“Actually, we could fix that,” Jamie, the other instructor stepped in. “In the Tuesday group there is a guy who might be good for you. And he doesn’t have a partner either.”
Roxy was skeptical about pairing up with that guy from the other dance group to perform in the gala, yet she had nothing to lose. The worst case scenario was that they wouldn’t participate in the gala which definitely wouldn’t be the end of the world. Taking the stairs to the dance studio she thought of the guy from the Jack and Jill competition: it would be nice if it was him. However, she was sure he had a permanent partner. With his spirit, there was no way not to have anyone to dance with.
“I was lowkey hoping it would be you,” John Lewis said when he was introduced (again) to Roxy.
“Me, too,” she admitted as they shook hands. She felt relieved that at least he wouldn’t be a complete stranger.
It turned out that Jamie and Patty forgot that they had danced together at the Jack and Jill competition, but nevertheless, it was a pleasant surprise for them both. They hoped the pair could work together and perform something. They were too good to miss the gala.
“If you need us, we’re having a private class next door,” Patty informed them. “Wedding dance.”
“Good luck,” John Lewis said as the instructors left the room.
Silence fell on the secret agent and the journalist when they were alone, not being sure what to say or what to do. This situation was new for both of them. Not being alone with a stranger, though - both had done that before, but they hadn’t been expected to make up a dance routine from scratch.
“So…” they both spoke at the same time. Then they started to laugh.
“Sorry,” he apologised.
“Sorry,” said she.
“You start,” he offered.
“Thank you,” she nodded. “Do you have any preferences?”
He ran a hand through his light brown hair. “Not really, no. Do you?”
“I’m not a fan of lifts, but besides that I’m fine with almost everything.”
“Fear of heights.”
“Noted.
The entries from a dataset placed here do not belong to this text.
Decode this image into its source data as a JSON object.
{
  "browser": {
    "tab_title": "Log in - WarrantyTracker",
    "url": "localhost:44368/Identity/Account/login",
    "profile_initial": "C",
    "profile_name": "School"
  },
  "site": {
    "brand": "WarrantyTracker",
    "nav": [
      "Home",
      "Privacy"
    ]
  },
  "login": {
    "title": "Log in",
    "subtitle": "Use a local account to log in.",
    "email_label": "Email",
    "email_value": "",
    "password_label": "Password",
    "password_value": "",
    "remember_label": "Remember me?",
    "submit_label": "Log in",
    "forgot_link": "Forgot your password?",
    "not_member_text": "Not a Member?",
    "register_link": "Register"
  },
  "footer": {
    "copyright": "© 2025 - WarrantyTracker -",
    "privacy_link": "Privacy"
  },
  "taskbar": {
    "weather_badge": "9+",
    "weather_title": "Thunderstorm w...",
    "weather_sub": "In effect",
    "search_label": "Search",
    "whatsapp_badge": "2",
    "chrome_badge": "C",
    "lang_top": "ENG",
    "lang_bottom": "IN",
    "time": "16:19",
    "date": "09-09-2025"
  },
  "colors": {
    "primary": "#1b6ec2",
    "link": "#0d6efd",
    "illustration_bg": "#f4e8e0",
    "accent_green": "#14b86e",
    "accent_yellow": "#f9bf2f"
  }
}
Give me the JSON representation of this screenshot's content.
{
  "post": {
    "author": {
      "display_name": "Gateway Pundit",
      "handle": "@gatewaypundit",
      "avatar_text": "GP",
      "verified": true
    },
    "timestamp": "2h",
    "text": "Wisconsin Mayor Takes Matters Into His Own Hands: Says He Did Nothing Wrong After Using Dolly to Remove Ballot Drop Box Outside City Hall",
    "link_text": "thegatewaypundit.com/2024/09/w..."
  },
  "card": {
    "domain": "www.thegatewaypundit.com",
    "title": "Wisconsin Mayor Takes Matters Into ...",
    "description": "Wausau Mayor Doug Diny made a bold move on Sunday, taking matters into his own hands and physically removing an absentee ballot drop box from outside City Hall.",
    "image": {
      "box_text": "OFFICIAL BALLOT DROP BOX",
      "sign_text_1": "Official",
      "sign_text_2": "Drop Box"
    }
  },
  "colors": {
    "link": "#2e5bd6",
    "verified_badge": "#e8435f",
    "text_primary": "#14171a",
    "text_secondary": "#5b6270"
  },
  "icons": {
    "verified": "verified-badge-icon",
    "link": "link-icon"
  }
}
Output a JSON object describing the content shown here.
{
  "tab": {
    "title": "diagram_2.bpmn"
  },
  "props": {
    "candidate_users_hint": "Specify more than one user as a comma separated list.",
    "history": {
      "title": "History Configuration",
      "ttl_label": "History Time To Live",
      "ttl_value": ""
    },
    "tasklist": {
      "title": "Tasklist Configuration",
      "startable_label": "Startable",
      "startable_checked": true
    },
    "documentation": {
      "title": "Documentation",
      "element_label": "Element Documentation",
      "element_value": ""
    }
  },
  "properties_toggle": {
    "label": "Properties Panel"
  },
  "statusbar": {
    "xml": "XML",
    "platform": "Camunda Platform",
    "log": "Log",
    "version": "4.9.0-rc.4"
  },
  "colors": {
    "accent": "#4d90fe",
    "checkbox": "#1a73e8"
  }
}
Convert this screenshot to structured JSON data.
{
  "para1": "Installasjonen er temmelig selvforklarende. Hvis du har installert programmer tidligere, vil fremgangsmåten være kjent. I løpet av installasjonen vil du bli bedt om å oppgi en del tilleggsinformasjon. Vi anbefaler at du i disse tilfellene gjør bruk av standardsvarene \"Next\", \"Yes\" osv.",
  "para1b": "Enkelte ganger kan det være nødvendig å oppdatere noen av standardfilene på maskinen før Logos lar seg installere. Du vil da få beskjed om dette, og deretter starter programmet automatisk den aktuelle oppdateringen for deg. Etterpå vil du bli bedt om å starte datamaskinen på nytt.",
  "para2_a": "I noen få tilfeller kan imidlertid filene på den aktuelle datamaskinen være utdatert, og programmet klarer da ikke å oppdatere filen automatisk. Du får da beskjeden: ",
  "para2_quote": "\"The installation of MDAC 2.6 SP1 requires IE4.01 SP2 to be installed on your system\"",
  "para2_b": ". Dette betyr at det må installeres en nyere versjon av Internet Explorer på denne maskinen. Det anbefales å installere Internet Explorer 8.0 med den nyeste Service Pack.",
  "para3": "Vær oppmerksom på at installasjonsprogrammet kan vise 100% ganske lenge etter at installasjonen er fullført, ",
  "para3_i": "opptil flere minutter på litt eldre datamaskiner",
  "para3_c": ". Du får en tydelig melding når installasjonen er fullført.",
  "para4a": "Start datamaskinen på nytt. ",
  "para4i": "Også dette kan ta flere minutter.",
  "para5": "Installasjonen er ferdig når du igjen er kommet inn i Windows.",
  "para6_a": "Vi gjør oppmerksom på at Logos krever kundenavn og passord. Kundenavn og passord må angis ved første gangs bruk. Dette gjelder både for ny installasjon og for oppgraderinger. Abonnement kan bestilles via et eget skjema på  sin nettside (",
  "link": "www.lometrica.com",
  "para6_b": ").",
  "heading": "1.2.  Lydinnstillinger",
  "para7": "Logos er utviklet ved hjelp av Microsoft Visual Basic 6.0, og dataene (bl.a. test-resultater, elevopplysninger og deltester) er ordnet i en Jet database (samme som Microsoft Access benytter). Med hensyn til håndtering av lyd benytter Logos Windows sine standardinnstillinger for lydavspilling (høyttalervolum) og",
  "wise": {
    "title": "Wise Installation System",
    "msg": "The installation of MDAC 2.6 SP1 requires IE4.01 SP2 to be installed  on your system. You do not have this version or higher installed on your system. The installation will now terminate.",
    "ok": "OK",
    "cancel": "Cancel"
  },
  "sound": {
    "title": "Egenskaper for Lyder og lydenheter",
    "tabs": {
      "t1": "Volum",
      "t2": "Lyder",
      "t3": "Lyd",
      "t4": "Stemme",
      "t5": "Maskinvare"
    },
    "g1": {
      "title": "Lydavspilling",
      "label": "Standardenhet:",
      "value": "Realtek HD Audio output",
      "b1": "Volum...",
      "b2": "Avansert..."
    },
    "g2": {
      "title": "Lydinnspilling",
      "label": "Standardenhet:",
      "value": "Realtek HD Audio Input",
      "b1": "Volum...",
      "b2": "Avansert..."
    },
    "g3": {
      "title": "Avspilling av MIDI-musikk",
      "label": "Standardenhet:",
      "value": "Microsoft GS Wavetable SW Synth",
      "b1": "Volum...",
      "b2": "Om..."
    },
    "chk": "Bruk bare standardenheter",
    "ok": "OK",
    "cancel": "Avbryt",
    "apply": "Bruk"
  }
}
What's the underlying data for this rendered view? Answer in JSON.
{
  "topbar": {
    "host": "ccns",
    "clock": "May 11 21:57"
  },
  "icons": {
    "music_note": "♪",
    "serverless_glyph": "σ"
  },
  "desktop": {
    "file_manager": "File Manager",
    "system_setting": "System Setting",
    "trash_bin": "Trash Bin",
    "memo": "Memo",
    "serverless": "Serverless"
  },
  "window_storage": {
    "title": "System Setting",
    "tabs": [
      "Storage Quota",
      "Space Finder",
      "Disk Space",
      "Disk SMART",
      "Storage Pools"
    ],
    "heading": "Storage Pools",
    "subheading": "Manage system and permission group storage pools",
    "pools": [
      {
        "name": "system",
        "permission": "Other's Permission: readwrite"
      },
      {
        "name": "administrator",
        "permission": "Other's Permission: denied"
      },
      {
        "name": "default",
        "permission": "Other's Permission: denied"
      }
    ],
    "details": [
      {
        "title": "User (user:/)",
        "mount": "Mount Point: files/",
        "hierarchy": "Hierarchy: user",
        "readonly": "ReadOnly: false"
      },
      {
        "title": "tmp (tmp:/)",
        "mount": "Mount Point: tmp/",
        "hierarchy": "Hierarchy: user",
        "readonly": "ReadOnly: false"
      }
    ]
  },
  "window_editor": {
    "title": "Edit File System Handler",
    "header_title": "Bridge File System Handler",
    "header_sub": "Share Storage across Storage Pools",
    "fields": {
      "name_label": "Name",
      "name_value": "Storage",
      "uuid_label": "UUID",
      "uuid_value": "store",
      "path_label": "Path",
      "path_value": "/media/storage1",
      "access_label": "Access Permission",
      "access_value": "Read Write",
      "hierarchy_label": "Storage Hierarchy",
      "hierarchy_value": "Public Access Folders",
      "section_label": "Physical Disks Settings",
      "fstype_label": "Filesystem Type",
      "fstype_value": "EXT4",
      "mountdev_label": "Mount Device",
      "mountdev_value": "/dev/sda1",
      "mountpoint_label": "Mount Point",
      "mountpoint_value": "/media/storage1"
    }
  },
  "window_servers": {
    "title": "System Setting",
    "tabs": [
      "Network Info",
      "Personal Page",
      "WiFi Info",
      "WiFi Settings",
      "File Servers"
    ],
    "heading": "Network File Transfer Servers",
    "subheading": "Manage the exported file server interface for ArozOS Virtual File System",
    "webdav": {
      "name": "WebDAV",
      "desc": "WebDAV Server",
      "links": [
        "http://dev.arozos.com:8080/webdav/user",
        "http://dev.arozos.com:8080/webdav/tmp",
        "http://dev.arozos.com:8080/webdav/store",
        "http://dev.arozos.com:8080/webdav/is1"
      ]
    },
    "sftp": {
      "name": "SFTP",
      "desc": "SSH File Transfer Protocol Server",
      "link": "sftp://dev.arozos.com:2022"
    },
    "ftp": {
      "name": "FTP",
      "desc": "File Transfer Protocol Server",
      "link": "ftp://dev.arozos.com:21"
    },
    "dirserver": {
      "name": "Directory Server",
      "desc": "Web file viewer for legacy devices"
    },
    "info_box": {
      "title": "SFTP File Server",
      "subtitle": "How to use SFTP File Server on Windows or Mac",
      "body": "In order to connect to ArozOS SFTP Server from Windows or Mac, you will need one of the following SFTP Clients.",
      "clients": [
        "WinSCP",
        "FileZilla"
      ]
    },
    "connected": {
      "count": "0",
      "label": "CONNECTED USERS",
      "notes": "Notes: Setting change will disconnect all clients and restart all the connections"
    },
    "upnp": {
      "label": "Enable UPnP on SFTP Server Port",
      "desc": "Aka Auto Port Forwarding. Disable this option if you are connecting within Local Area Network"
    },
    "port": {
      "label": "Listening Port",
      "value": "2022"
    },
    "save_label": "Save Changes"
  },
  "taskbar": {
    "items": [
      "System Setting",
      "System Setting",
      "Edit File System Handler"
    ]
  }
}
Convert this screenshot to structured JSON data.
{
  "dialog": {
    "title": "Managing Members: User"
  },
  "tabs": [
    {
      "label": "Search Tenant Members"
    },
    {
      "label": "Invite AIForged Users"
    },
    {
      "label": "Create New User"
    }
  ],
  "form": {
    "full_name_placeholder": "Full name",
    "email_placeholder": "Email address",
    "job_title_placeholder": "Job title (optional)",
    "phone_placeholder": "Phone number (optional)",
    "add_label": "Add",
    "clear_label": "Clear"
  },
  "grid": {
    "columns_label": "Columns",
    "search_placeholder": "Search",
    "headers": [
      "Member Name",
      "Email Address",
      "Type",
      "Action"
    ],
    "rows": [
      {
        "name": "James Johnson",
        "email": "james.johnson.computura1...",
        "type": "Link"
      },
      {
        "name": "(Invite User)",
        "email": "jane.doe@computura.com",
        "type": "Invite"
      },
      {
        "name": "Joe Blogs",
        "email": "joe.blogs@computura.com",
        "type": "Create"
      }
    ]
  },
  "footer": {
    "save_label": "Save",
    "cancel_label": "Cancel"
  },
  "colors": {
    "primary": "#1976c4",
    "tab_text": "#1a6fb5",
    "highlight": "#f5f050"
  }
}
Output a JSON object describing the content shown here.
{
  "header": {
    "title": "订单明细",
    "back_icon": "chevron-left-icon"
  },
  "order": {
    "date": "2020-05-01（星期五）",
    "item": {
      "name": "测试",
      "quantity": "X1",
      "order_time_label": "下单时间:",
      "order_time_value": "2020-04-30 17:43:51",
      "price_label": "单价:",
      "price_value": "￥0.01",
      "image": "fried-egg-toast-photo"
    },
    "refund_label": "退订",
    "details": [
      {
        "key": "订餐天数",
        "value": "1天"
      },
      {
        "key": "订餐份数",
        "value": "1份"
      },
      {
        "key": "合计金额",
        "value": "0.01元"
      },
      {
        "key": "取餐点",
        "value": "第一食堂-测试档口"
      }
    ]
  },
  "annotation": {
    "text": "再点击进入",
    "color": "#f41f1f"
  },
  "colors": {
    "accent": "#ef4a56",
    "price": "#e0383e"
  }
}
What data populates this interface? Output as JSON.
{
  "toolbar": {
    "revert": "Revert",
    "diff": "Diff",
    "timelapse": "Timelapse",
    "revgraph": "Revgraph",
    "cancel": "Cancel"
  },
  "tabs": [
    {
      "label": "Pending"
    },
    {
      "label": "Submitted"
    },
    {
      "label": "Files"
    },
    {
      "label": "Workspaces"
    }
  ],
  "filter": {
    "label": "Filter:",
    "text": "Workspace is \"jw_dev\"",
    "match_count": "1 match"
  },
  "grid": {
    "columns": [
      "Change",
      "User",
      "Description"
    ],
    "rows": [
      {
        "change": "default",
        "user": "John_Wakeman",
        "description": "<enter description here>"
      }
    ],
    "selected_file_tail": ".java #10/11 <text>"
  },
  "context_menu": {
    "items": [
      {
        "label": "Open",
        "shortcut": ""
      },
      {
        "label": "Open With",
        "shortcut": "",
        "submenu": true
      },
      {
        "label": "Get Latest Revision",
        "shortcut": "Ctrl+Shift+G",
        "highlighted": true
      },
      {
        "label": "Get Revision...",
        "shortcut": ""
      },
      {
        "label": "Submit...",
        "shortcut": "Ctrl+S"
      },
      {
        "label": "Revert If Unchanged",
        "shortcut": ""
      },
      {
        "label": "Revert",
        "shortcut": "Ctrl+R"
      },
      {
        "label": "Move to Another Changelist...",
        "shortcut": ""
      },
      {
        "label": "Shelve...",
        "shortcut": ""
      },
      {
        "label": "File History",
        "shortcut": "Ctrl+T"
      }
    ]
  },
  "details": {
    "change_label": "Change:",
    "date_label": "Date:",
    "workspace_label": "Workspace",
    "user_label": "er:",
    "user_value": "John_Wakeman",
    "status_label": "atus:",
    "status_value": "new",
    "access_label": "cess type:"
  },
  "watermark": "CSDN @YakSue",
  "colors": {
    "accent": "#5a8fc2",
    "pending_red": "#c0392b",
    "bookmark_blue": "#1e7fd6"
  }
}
No Patrick Swayze then.”
A smile touched Roxy’s lips. “I have nothing against Patrick Swayze, as long as there are no lifts,” she told him.
Now it was his turn to smile. “That’s nice to know. I think you are more of a standard girl, aren’t you? I mean, dance-wise,” he added quickly, with his ears turning red with embarrassment.
“Good guess,” Roxy replied. “I do prefer the standard division. How about you?”
“I’m more a latin kind of guy,” he said and luckily, he didn’t add any hip movements to these words. “You should see my cha-cha-cha.”
“Should I?” she raised a brow, taking her phone out of her bag. Then started looking for something on it. “Show me, then,” she said and pressed play.
John Lewis’ smile turned into a grin at Roxy’s reaction. She was straightforward and reserved, but she seemed to have a playful side as well and he liked that. As the upbeat music began to play, he held out his hand to ask her for a dance. “If I cha-cha-cha then you should, too,” he said.
“Fair enough,” she said, accepting the offer.
From this dance she could tell why he preferred the latin division: because it matched his enthusiasm and buoyancy more than the standard dances. He seemed to enjoy them more as well. Even though cha-cha-cha wasn’t really her cup of tea, she caught his mood and could follow him without any problem. However, he did feel some tension in her movements; she didn’t let herself loose and he wasn’t sure whether it was on purpose or she was unable to do so. No matter how much he tried it, he couldn’t figure it out. He saw her leaving the studio wearing a grey checkered suit jacket, glasses and a pair of leather boots, looking like she hadn’t passed the last two hours on the dance floor. Even though her style suggested a boarding school past or a possible military background, John Lewis knew that this was not necessarily the truth. There was Matthew, his boss, for example: no-one could tell that he was a Pulitzer prize-winning journalist if they saw him in those old jeans, Jurassic Park tee and a plaid shirt.